No Passwords by Default
Unfortunately many smart devices such as video door bells and smart locks don’t include passwords by default or if they do they come with generic factory default passwords that are easily hacked. These passwords are normally something like 0000 or 1111 and they don’t require a lot of imagination to crack. Savvy hackers can easily figure out the default passwords for most devices by simply looking up what each manufacturer typically uses. Once they have this information it only takes them a couple of seconds to gain access to your devices and your local area network as a whole.
You might be wondering how they find you in the first place, but that’s actually a surprisingly simple process. Believe it or not a simple Google search can often provide hackers links to peoples smart devices that either have no passwords at all or generic ones that are easily hacked. These hackers also use programs called bots which are automated programs that crawl around the web looking for vulnerabilities that they can exploit. They generally don’t have much trouble finding plenty of unwilling candidates for them to take advantage of.
Gain Access and Gain Control
What can they do once they gain access to your system? In many cases hackers are simply out to cause a little mischief. They may control your smart equipped lighting system causing your lights to flick on and off randomly, they can use your doorbell video cameras to spy on you, or they might even be able to open your garage door remotely. In some situations hackers can not only access your devices they can use those devices to determine your real world location.

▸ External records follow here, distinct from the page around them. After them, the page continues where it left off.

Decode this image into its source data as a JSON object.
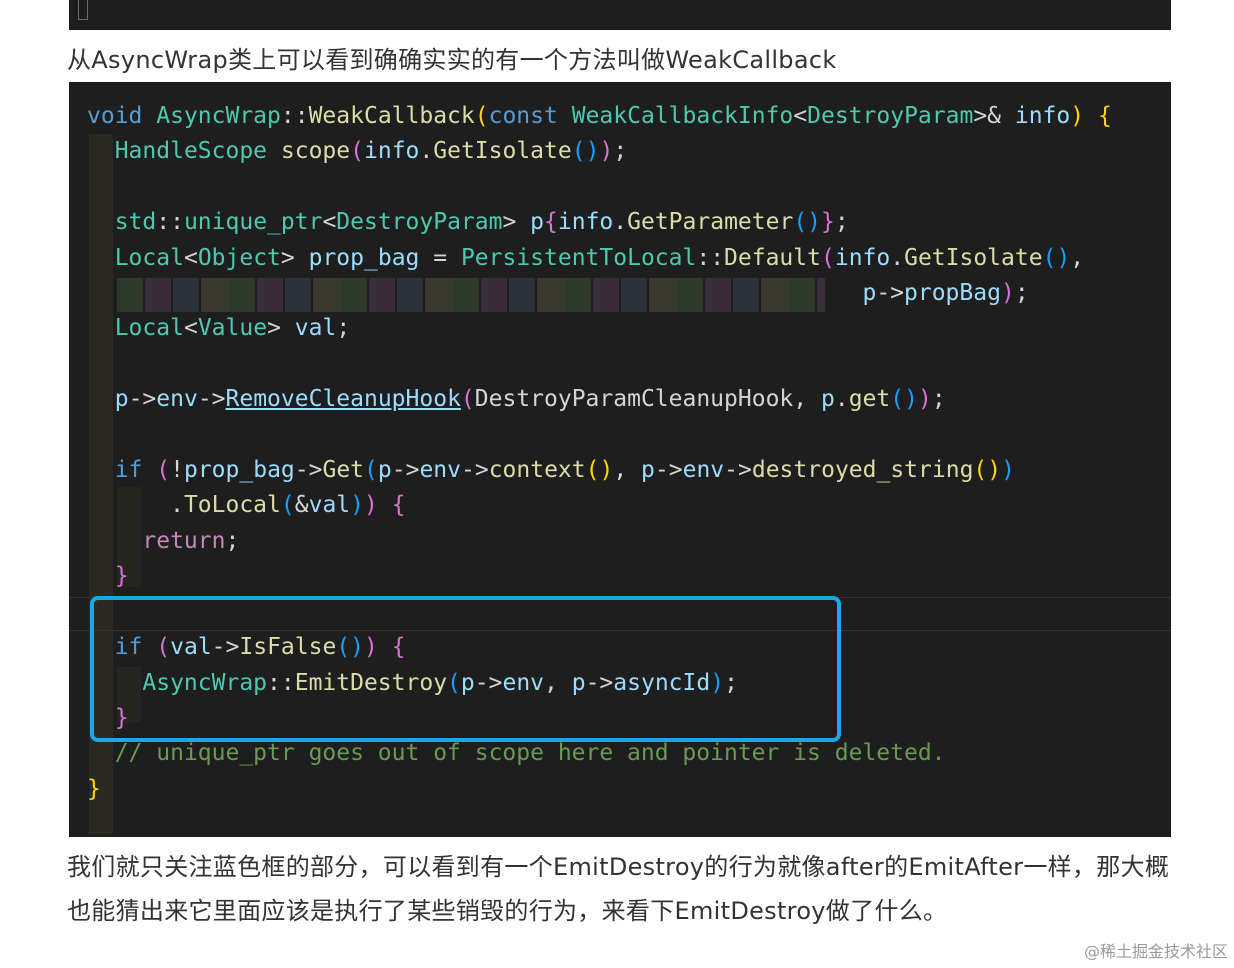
{
  "article": {
    "intro_text": "从AsyncWrap类上可以看到确确实实的有一个方法叫做WeakCallback",
    "outro_text": "我们就只关注蓝色框的部分，可以看到有一个EmitDestroy的行为就像after的EmitAfter一样，那大概也能猜出来它里面应该是执行了某些销毁的行为，来看下EmitDestroy做了什么。"
  },
  "code": {
    "language": "cpp",
    "highlight_color": "#1ea7e6",
    "lines": [
      "void AsyncWrap::WeakCallback(const WeakCallbackInfo<DestroyParam>& info) {",
      "  HandleScope scope(info.GetIsolate());",
      "",
      "  std::unique_ptr<DestroyParam> p{info.GetParameter()};",
      "  Local<Object> prop_bag = PersistentToLocal::Default(info.GetIsolate(),",
      "                                                        p->propBag);",
      "  Local<Value> val;",
      "",
      "  p->env->RemoveCleanupHook(DestroyParamCleanupHook, p.get());",
      "",
      "  if (!prop_bag->Get(p->env->context(), p->env->destroyed_string())",
      "      .ToLocal(&val)) {",
      "    return;",
      "  }",
      "",
      "  if (val->IsFalse()) {",
      "    AsyncWrap::EmitDestroy(p->env, p->asyncId);",
      "  }",
      "  // unique_ptr goes out of scope here and pointer is deleted.",
      "}"
    ]
  },
  "watermark": "@稀土掘金技术社区"
}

If that’s the case and they can use your smart home to open your garage they can do a lot more than simply causing a little mischief.

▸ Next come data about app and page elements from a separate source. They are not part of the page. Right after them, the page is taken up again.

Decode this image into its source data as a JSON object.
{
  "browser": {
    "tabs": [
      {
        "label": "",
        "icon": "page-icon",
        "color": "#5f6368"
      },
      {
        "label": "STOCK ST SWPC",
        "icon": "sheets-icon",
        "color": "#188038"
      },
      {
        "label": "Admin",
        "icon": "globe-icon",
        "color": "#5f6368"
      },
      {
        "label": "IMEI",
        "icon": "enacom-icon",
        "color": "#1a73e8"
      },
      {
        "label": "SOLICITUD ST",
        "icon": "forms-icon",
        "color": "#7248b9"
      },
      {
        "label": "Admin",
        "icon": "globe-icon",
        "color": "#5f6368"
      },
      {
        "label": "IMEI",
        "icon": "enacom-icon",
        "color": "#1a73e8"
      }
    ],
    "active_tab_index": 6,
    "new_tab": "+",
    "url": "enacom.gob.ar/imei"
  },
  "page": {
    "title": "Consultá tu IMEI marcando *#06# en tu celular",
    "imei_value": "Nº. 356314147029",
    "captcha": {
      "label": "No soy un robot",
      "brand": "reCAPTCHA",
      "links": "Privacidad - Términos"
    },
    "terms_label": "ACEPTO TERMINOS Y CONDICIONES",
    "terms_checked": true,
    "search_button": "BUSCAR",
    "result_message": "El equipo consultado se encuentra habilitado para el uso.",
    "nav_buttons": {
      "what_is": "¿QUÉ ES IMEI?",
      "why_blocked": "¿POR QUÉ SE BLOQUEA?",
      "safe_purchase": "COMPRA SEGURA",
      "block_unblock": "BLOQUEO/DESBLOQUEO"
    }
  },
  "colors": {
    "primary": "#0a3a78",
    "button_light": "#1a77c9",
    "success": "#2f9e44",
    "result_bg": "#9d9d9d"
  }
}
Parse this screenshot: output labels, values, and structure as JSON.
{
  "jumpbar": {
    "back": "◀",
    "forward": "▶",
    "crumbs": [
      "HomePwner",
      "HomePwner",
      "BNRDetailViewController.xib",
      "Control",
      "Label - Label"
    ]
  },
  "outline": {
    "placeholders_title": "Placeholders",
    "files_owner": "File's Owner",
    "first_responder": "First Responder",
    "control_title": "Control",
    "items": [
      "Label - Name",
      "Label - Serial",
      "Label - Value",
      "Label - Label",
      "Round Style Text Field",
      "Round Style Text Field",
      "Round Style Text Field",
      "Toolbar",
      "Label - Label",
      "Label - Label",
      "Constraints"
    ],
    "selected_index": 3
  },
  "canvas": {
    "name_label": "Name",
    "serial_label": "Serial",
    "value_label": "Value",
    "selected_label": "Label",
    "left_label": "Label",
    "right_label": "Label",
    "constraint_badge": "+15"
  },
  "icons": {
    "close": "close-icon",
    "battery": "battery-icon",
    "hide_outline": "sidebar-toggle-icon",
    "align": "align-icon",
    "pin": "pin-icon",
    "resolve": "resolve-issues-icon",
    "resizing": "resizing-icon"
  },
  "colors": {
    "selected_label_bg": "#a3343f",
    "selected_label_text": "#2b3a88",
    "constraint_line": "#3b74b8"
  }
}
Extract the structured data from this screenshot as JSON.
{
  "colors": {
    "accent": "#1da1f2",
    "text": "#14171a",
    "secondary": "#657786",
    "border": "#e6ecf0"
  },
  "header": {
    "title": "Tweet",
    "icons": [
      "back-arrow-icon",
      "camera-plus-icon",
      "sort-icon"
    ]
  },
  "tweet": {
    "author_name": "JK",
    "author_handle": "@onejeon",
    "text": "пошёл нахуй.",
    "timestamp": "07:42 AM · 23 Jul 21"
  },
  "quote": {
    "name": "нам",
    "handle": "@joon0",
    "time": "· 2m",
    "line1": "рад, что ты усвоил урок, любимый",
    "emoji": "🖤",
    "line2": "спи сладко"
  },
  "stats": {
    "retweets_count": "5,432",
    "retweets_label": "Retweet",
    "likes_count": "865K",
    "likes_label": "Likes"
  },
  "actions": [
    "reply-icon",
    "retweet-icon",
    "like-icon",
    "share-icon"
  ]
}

One of the main reasons that people don’t worry about passwords on their smart devices is because they believe they’re protected by their Wi-Fi networks security, but that isn’t always as secure as you may think. If you haven’t placed passwords on the devices in your smart home such as your smart thermostat and your Wi-Fi enabled intercom system as soon as hackers get past the security of your Wi-Fi network they have access to every device on your system.

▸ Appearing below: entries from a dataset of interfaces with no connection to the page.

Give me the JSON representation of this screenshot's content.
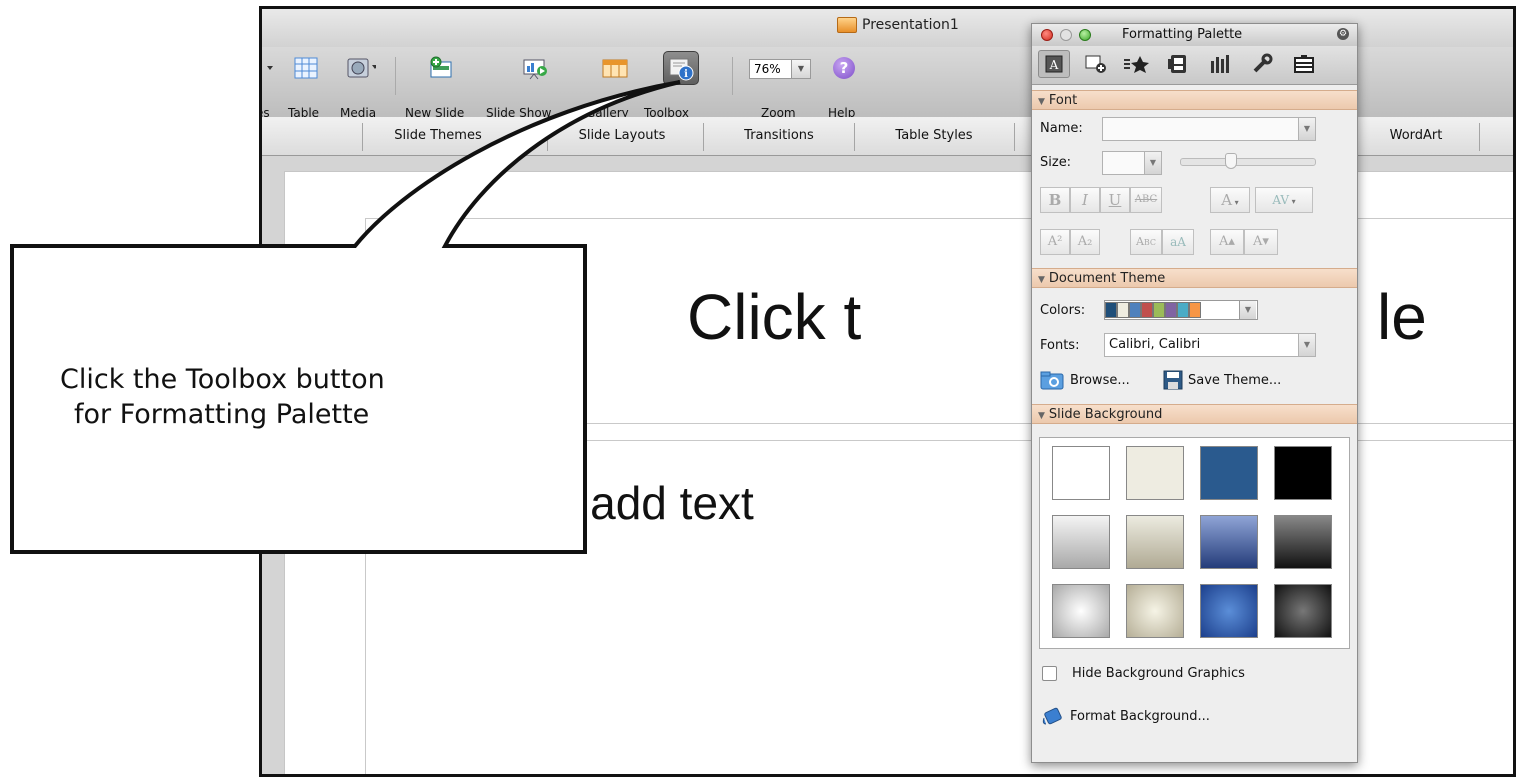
{
  "window": {
    "title": "Presentation1"
  },
  "toolbar": {
    "items": [
      {
        "label": "es",
        "icon": "dropdown-arrow-icon"
      },
      {
        "label": "Table",
        "icon": "table-grid-icon"
      },
      {
        "label": "Media",
        "icon": "media-icon"
      },
      {
        "label": "New Slide",
        "icon": "new-slide-icon"
      },
      {
        "label": "Slide Show",
        "icon": "slide-show-icon"
      },
      {
        "label": "Gallery",
        "icon": "gallery-icon"
      },
      {
        "label": "Toolbox",
        "icon": "toolbox-icon"
      },
      {
        "label": "Zoom",
        "icon": "zoom-select",
        "value": "76%"
      },
      {
        "label": "Help",
        "icon": "help-icon",
        "glyph": "?"
      }
    ]
  },
  "ribbon": {
    "tabs": [
      "Slide Themes",
      "Slide Layouts",
      "Transitions",
      "Table Styles",
      "WordArt"
    ]
  },
  "slide": {
    "title_placeholder": "Click to add title",
    "body_placeholder": "Click to add text",
    "visible_title_left": "Click t",
    "visible_title_right": "le",
    "visible_body": "to add text"
  },
  "callout": {
    "line1": "Click the Toolbox button",
    "line2": "for Formatting Palette"
  },
  "palette": {
    "title": "Formatting Palette",
    "tabs": [
      "text-format-icon",
      "insert-object-icon",
      "bullets-star-icon",
      "picture-icon",
      "chart-bars-icon",
      "wrench-icon",
      "inbox-icon"
    ],
    "font": {
      "header": "Font",
      "name_label": "Name:",
      "name_value": "",
      "size_label": "Size:",
      "size_value": "",
      "bold": "B",
      "italic": "I",
      "underline": "U",
      "strike": "ABC",
      "font_color": "A",
      "char_spacing": "AV",
      "superscript": "A²",
      "subscript": "A₂",
      "small_caps": "Abc",
      "change_case": "aA",
      "grow": "A▴",
      "shrink": "A▾"
    },
    "theme": {
      "header": "Document Theme",
      "colors_label": "Colors:",
      "colors": [
        "#1f4e79",
        "#eeece1",
        "#4f81bd",
        "#c0504d",
        "#9bbb59",
        "#8064a2",
        "#4bacc6",
        "#f79646"
      ],
      "fonts_label": "Fonts:",
      "fonts_value": "Calibri, Calibri",
      "browse": "Browse...",
      "save": "Save Theme..."
    },
    "background": {
      "header": "Slide Background",
      "cells": [
        [
          "#ffffff",
          "#eeece1",
          "#1f4e79",
          "#000000"
        ],
        [
          "gradient-gray",
          "gradient-tan",
          "gradient-blue",
          "gradient-dark"
        ],
        [
          "radial-gray",
          "radial-tan",
          "radial-blue",
          "radial-dark"
        ]
      ],
      "hide_graphics": "Hide Background Graphics",
      "format": "Format Background..."
    }
  }
}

Don’t ever assume that the manufacturers of these devices have your best interests in mind. The rise in popularity of smart enabled home devices has created a cutthroat industry in which every player is rushing to get their product to market before their competitors and they don’t perform extensive security testing. You are your own best line of defense.
It’s not all doom and gloom though. There are things you can do to protect yourself. A good place to start is by purchasing a VPN firewall router to protect your local area network. A VPN hides the real location of your network by disguising your address and location in the world making it difficult for hackers to gain access. No system is foolproof, but this is a good place to start. Hackers are normally looking for the easy marks. If you have a firewall protected VPN router you’re probably more trouble than you’re worth to the hacker.
Smart devices typically have firmware that you use to navigate your way around the system. Always make sure this firmware is up to date. In many cases the reason manufacturers provide updates is because a security vulnerability has been discovered and ignoring these can leave you at risk.
It’s also important to change your default password as soon as you purchase a smart device for your home. As we’ve already mentioned default passwords are easy to crack and this is one of the simplest things you can do to protect yourself. It will only take a couple of seconds to do this and it’s well worth a couple of moments of your time to ensure you’re protected against unwanted prying eyes.
Lastly, always opt for the name brand devices such as August Smart Locks or a Nest Smart Thermostat. These devices may be a little more expensive than generic devices, but they also have more robust security. Spending a little bit more upfront could potentially save you a lot of money in the long run. Your smart home will make your life a lot easier as long as you do the right things to keep the hackers out.
About the author
This is a guest post by Joseph Mack from smarthomeSAGE, a blog that analyzes the impact that smart home technology has on home life.